Dataset entries:
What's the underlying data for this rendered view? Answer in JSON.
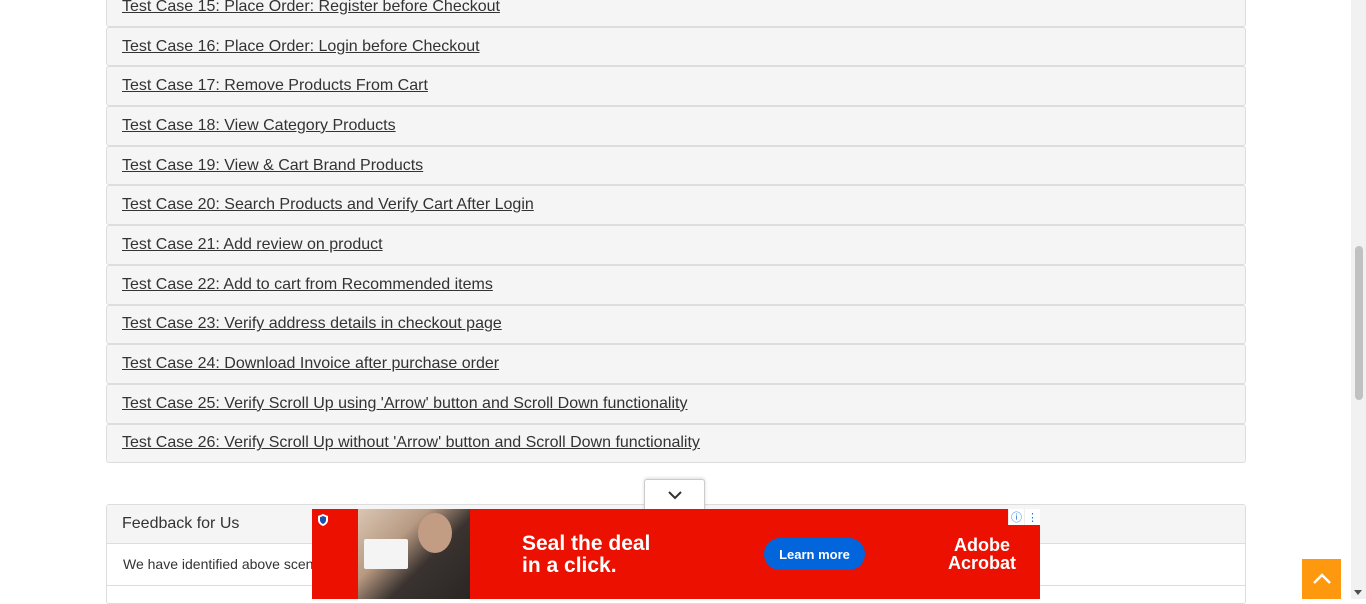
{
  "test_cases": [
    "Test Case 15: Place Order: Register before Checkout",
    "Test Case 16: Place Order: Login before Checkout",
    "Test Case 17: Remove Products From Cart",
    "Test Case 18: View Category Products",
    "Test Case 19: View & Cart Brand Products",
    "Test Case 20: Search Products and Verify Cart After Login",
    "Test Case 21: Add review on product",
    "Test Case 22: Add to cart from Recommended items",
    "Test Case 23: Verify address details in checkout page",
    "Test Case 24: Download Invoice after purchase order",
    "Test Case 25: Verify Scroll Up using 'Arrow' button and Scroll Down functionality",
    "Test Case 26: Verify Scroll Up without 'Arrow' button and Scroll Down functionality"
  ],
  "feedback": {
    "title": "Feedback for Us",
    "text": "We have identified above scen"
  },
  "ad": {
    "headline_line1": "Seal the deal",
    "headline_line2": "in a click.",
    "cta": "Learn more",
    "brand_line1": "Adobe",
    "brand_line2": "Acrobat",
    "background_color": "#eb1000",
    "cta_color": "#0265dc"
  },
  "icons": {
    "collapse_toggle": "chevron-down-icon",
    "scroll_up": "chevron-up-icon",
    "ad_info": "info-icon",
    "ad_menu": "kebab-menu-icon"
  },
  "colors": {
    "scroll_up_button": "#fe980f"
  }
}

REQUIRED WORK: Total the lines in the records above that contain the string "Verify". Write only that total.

EXERCISE RESPONSE: 4